Blast marks start to 'dirty bomb' drill

Blast marks start to 'dirty bomb' drill »Play Video

PORTLAND, Ore. - A loud explosion, crumpled buses and cars and dozens of victims lying on the ground with authentic-looking injuries lent an air of reality to a major terrorism exercise that took place Tuesday at the Portland International Raceway, and at locations across Portland.

Compounding the realism was a cold, steady rain that made the ground slick and tested sensitive electronics equipment.

The city of Phoenix, Ariz., and the island of Guam are also taking part. The largest part of the drill, called TOPOFF 4, is taking place in Portland.
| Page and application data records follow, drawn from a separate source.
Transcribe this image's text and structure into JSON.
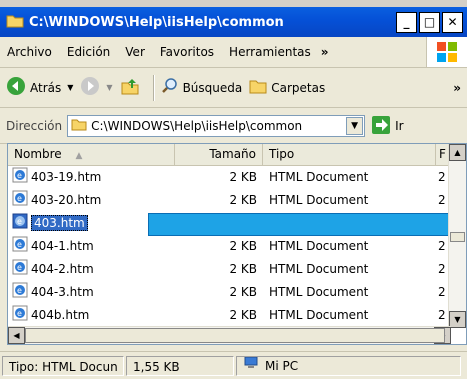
{
  "window": {
    "title": "C:\\WINDOWS\\Help\\iisHelp\\common",
    "minimize": "_",
    "maximize": "□",
    "close": "✕"
  },
  "menubar": {
    "items": [
      "Archivo",
      "Edición",
      "Ver",
      "Favoritos",
      "Herramientas"
    ],
    "overflow": "»"
  },
  "toolbar": {
    "back": "Atrás",
    "search": "Búsqueda",
    "folders": "Carpetas",
    "overflow": "»"
  },
  "address": {
    "label": "Dirección",
    "value": "C:\\WINDOWS\\Help\\iisHelp\\common",
    "go": "Ir"
  },
  "columns": {
    "name": "Nombre",
    "size": "Tamaño",
    "type": "Tipo",
    "date": "F"
  },
  "files": [
    {
      "name": "403-19.htm",
      "size": "2 KB",
      "type": "HTML Document",
      "date": "2"
    },
    {
      "name": "403-20.htm",
      "size": "2 KB",
      "type": "HTML Document",
      "date": "2"
    },
    {
      "name": "403.htm",
      "size": "",
      "type": "",
      "date": "",
      "selected": true
    },
    {
      "name": "404-1.htm",
      "size": "2 KB",
      "type": "HTML Document",
      "date": "2"
    },
    {
      "name": "404-2.htm",
      "size": "2 KB",
      "type": "HTML Document",
      "date": "2"
    },
    {
      "name": "404-3.htm",
      "size": "2 KB",
      "type": "HTML Document",
      "date": "2"
    },
    {
      "name": "404b.htm",
      "size": "2 KB",
      "type": "HTML Document",
      "date": "2"
    }
  ],
  "status": {
    "type": "Tipo: HTML Docun",
    "size": "1,55 KB",
    "location": "Mi PC"
  },
  "colors": {
    "titlebar": "#0550d6",
    "selection": "#1ea3e6"
  }
}
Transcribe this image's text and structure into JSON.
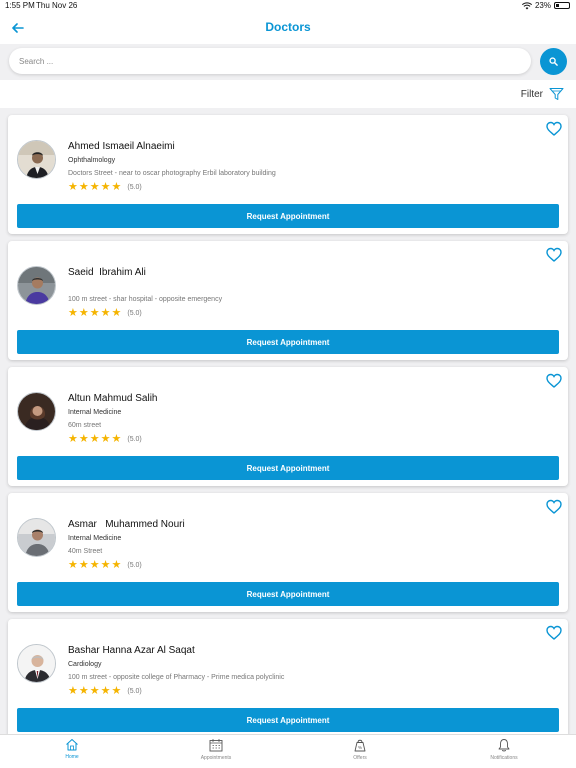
{
  "status_bar": {
    "time": "1:55 PM",
    "date": "Thu Nov 26",
    "battery": "23%",
    "battery_level": 0.23
  },
  "header": {
    "title": "Doctors"
  },
  "search": {
    "placeholder": "Search ..."
  },
  "filter": {
    "label": "Filter"
  },
  "colors": {
    "accent": "#0a95d4",
    "star": "#f5b400"
  },
  "doctors": [
    {
      "name": "Ahmed Ismaeil Alnaeimi",
      "specialty": "Ophthalmology",
      "address": "Doctors Street - near to oscar photography Erbil laboratory building",
      "rating_text": "(5.0)",
      "rating": 5,
      "button": "Request Appointment"
    },
    {
      "name": "Saeid  Ibrahim Ali",
      "specialty": "",
      "address": "100 m street - shar hospital - opposite emergency",
      "rating_text": "(5.0)",
      "rating": 5,
      "button": "Request Appointment"
    },
    {
      "name": "Altun Mahmud Salih",
      "specialty": "Internal Medicine",
      "address": "60m street",
      "rating_text": "(5.0)",
      "rating": 5,
      "button": "Request Appointment"
    },
    {
      "name": "Asmar   Muhammed Nouri",
      "specialty": "Internal Medicine",
      "address": "40m Street",
      "rating_text": "(5.0)",
      "rating": 5,
      "button": "Request Appointment"
    },
    {
      "name": "Bashar Hanna Azar Al Saqat",
      "specialty": "Cardiology",
      "address": "100 m street - opposite college of Pharmacy - Prime medica polyclinic",
      "rating_text": "(5.0)",
      "rating": 5,
      "button": "Request Appointment"
    }
  ],
  "tabs": [
    {
      "label": "Home",
      "icon": "home-icon",
      "active": true
    },
    {
      "label": "Appointments",
      "icon": "calendar-icon",
      "active": false
    },
    {
      "label": "Offers",
      "icon": "offers-icon",
      "active": false
    },
    {
      "label": "Notifications",
      "icon": "bell-icon",
      "active": false
    }
  ]
}
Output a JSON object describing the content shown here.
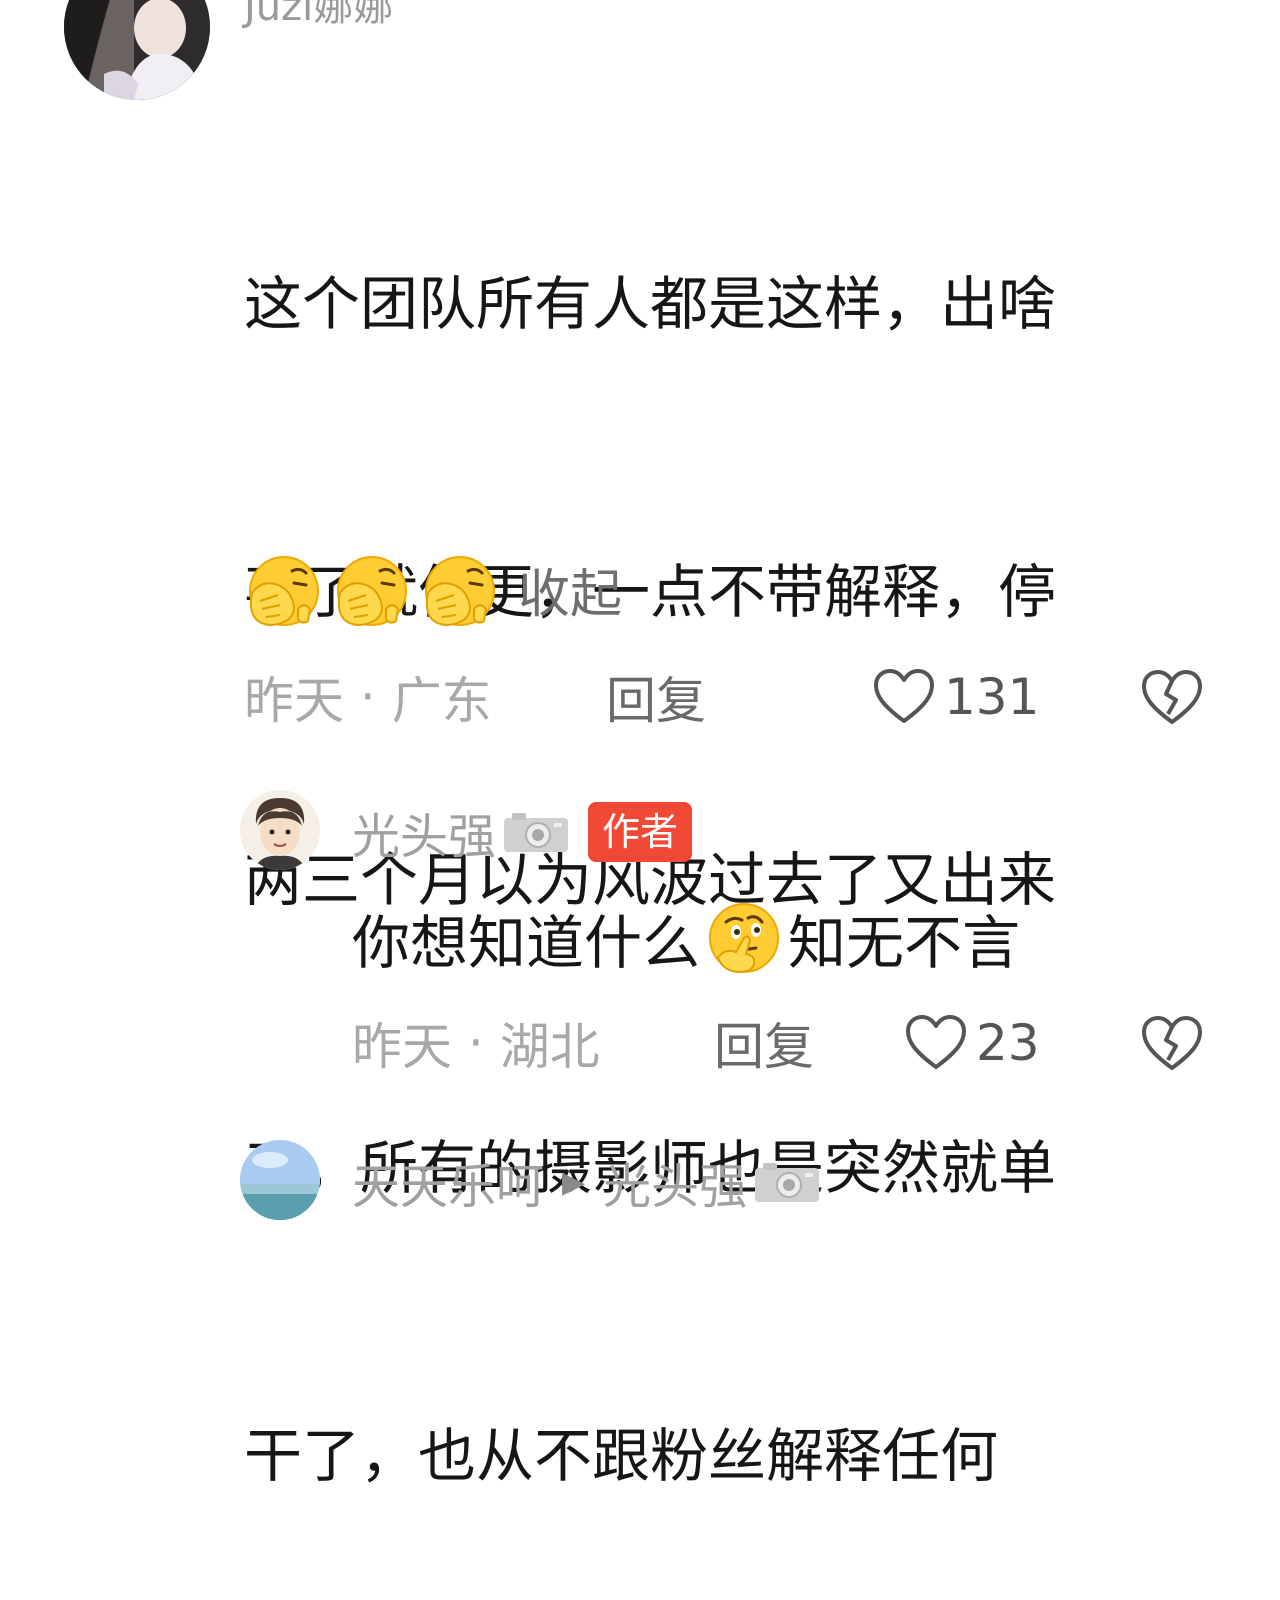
{
  "top_comment": {
    "username": "Juzi娜娜",
    "text_lines": [
      "这个团队所有人都是这样，出啥",
      "事了就停更，一点不带解释，停",
      "两三个月以为风波过去了又出来",
      "了，所有的摄影师也是突然就单",
      "干了，也从不跟粉丝解释任何"
    ],
    "emoji_icons": [
      "facepalm-emoji",
      "facepalm-emoji",
      "facepalm-emoji"
    ],
    "collapse_label": "收起",
    "time": "昨天",
    "location": "广东",
    "separator": " · ",
    "reply_label": "回复",
    "like_count": "131"
  },
  "reply_comment": {
    "username": "光头强",
    "badge_icon": "camera-icon",
    "author_badge": "作者",
    "text_before": "你想知道什么",
    "emoji_icon": "thinking-face-emoji",
    "text_after": "知无不言",
    "time": "昨天",
    "location": "湖北",
    "separator": " · ",
    "reply_label": "回复",
    "like_count": "23"
  },
  "bottom_comment": {
    "username": "天天乐呵",
    "reply_to": "光头强",
    "badge_icon": "camera-icon"
  },
  "colors": {
    "author_badge_bg": "#f04a36",
    "meta_text": "#a8a8a8",
    "body_text": "#161616"
  }
}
The small explosion Tuesday took place on a "set" at Portland International Raceway near a wrecked bus and other damaged vehicles. The set is designed to be a substitute for the Steel Bridge in Portland.
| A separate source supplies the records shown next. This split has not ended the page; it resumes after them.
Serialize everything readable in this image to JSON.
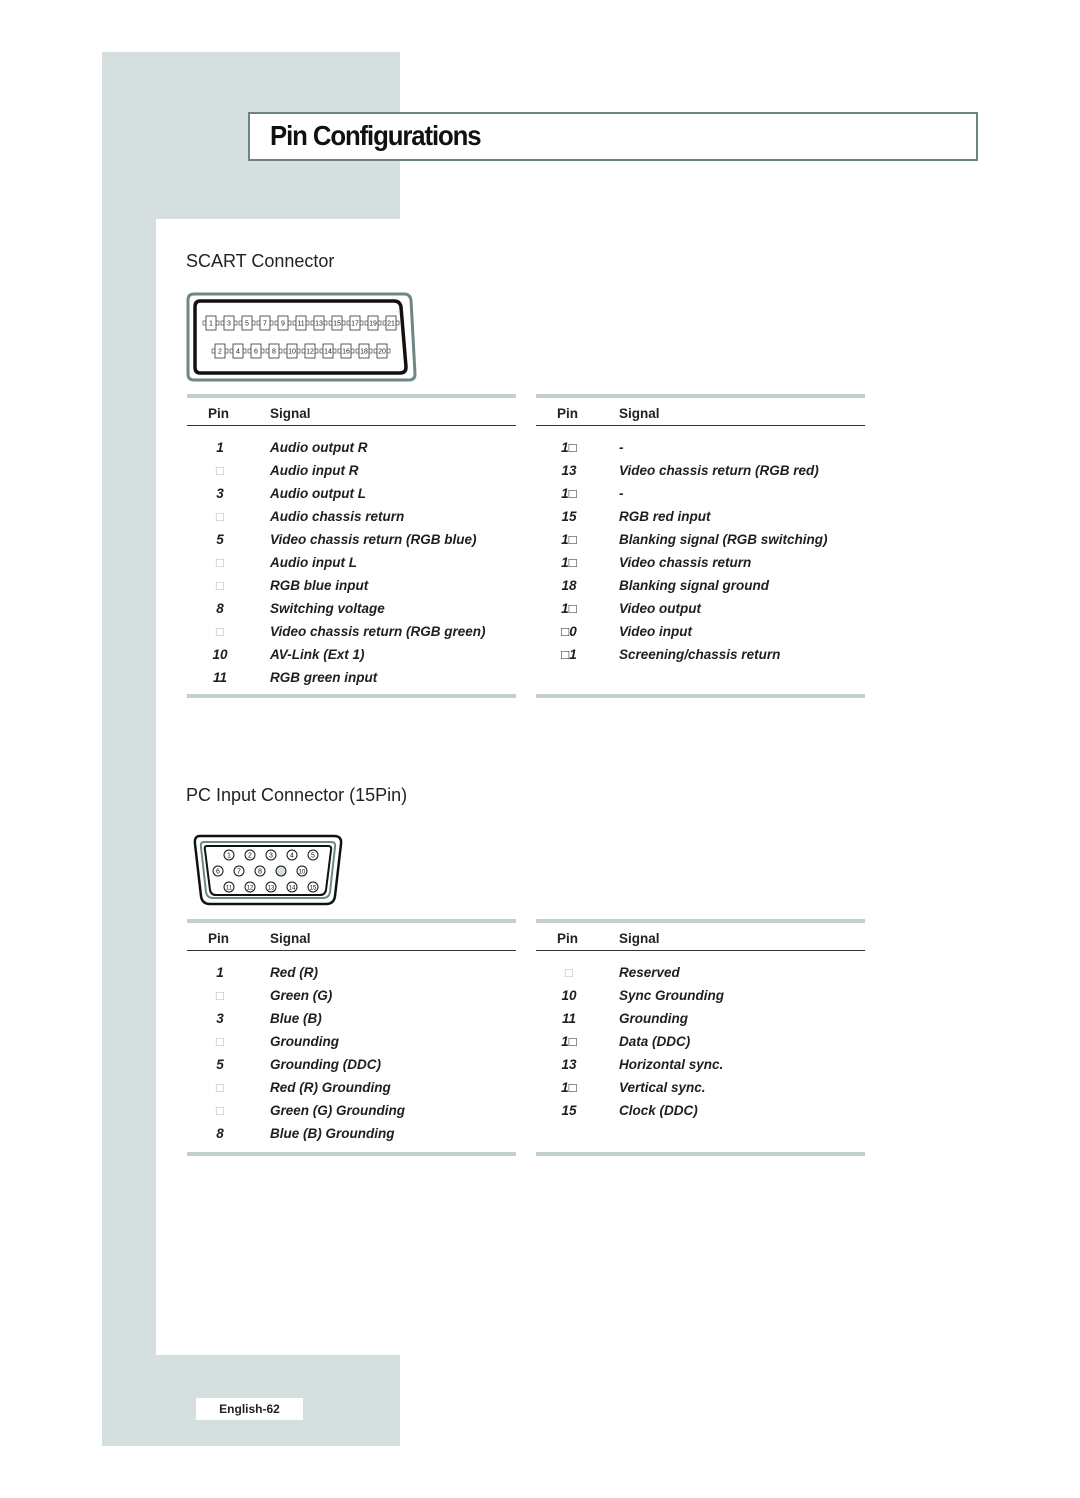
{
  "page": {
    "title": "Pin Configurations",
    "page_number": "English-62"
  },
  "colors": {
    "background_band": "#d5dfe0",
    "table_bar": "#c2d0d1",
    "title_border": "#6e8484"
  },
  "scart": {
    "heading": "SCART Connector",
    "connector_icon": "scart-connector-icon",
    "connector_pins_top": [
      "1",
      "3",
      "5",
      "7",
      "9",
      "11",
      "13",
      "15",
      "17",
      "19",
      "21"
    ],
    "connector_pins_bottom": [
      "2",
      "4",
      "6",
      "8",
      "10",
      "12",
      "14",
      "16",
      "18",
      "20"
    ],
    "left_table": {
      "header_pin": "Pin",
      "header_signal": "Signal",
      "rows": [
        {
          "pin": "1",
          "signal": "Audio output R"
        },
        {
          "pin": "□",
          "signal": "Audio input R"
        },
        {
          "pin": "3",
          "signal": "Audio output L"
        },
        {
          "pin": "□",
          "signal": "Audio chassis return"
        },
        {
          "pin": "5",
          "signal": "Video chassis return (RGB blue)"
        },
        {
          "pin": "□",
          "signal": "Audio input L"
        },
        {
          "pin": "□",
          "signal": "RGB blue input"
        },
        {
          "pin": "8",
          "signal": "Switching voltage"
        },
        {
          "pin": "□",
          "signal": "Video chassis return (RGB green)"
        },
        {
          "pin": "10",
          "signal": "AV-Link (Ext 1)"
        },
        {
          "pin": "11",
          "signal": "RGB green input"
        }
      ]
    },
    "right_table": {
      "header_pin": "Pin",
      "header_signal": "Signal",
      "rows": [
        {
          "pin": "1□",
          "signal": "-"
        },
        {
          "pin": "13",
          "signal": "Video chassis return (RGB red)"
        },
        {
          "pin": "1□",
          "signal": "-"
        },
        {
          "pin": "15",
          "signal": "RGB red input"
        },
        {
          "pin": "1□",
          "signal": "Blanking signal (RGB switching)"
        },
        {
          "pin": "1□",
          "signal": "Video chassis return"
        },
        {
          "pin": "18",
          "signal": "Blanking signal ground"
        },
        {
          "pin": "1□",
          "signal": "Video output"
        },
        {
          "pin": "□0",
          "signal": "Video input"
        },
        {
          "pin": "□1",
          "signal": "Screening/chassis return"
        }
      ]
    }
  },
  "pc": {
    "heading": "PC Input Connector (15Pin)",
    "connector_icon": "dsub-15pin-connector-icon",
    "connector_pins_row1": [
      "1",
      "2",
      "3",
      "4",
      "5"
    ],
    "connector_pins_row2": [
      "6",
      "7",
      "8",
      "",
      "10"
    ],
    "connector_pins_row3": [
      "11",
      "12",
      "13",
      "14",
      "15"
    ],
    "left_table": {
      "header_pin": "Pin",
      "header_signal": "Signal",
      "rows": [
        {
          "pin": "1",
          "signal": "Red (R)"
        },
        {
          "pin": "□",
          "signal": "Green (G)"
        },
        {
          "pin": "3",
          "signal": "Blue (B)"
        },
        {
          "pin": "□",
          "signal": "Grounding"
        },
        {
          "pin": "5",
          "signal": "Grounding (DDC)"
        },
        {
          "pin": "□",
          "signal": "Red (R) Grounding"
        },
        {
          "pin": "□",
          "signal": "Green (G) Grounding"
        },
        {
          "pin": "8",
          "signal": "Blue (B) Grounding"
        }
      ]
    },
    "right_table": {
      "header_pin": "Pin",
      "header_signal": "Signal",
      "rows": [
        {
          "pin": "□",
          "signal": "Reserved"
        },
        {
          "pin": "10",
          "signal": "Sync Grounding"
        },
        {
          "pin": "11",
          "signal": "Grounding"
        },
        {
          "pin": "1□",
          "signal": "Data (DDC)"
        },
        {
          "pin": "13",
          "signal": "Horizontal sync."
        },
        {
          "pin": "1□",
          "signal": "Vertical sync."
        },
        {
          "pin": "15",
          "signal": "Clock (DDC)"
        }
      ]
    }
  }
}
About 200 local residents acting as victims were then led to the explosion site. Emergency workers then commenced rescue operations.

During the drill, participants exposed to fake radioactive material were sent to OHSU and Legacy Emanuel for sorting and decontamination procedures. Many wore shirts soaked with fake blood and had stage makeup simulating burns or other injuries.

"There are many, many smaller scenarios that we don't know that are being injected in, to test out many parts of the system," Bob Porter, a Red Cross volunteer, told KATU News. Dozens of Red Cross workers are among the teams working during the dirty bomb drill.

Drew Starks (pictured below) played the part of a burn victim and is an emergency medical technician in real life. He said the scope and execution of the drill brings needed experience to emergency responders who may have only read about the procedures in an instruction book.

The drill is planned around a full-scale "dirty bomb" explosion and involves local emergency responders at the scene, in the city and on a national level. A "dirty bomb" is a conventional high-explosive spiked with radioactive elements. The resulting explosion spreads dangerous radioactivity over a large area and can make large sections of the affected area unlivable for extended periods of time.

People in the area can suffer from immediate radiation poisoning or the long-term effects of radiation exposure, including cancer.

Although dirty bombs do not explode with the force of an atomic bomb, terrorism experts believe modern terror groups may try to use them in American cities or elsewhere because they are easier to assemble and do not require the specific radioactive elements used in atomic weapons.

The purpose of the drill is to test the emergency response systems in the participating cities, along with medical response and the coordination of local and federal communication systems and officials.  The drill also helps responders be prepared for other situations such as earthquakes, major storms or other natural and man-made disasters.

Funding for the drill was paid for by money already earmarked in Oregon's budget and $2.5 million in federal funds.

Drill officials said the TOPOFF exercises originated not with the Sept. 11, 2001, terror attacks but with the deadly 1995 sarin gas attack in the Tokyo subway that killed a dozen people and injured nearly 1,000 others.

That attack was blamed on the Japanese religious group Aum Shinrikyo and did not involve al-Qaida or a group currently regarded as a terror risk by the United States.

"TOPOFF 4" stands for "Top Officials," and the current drill is the fourth exercise. The drill concludes on Friday.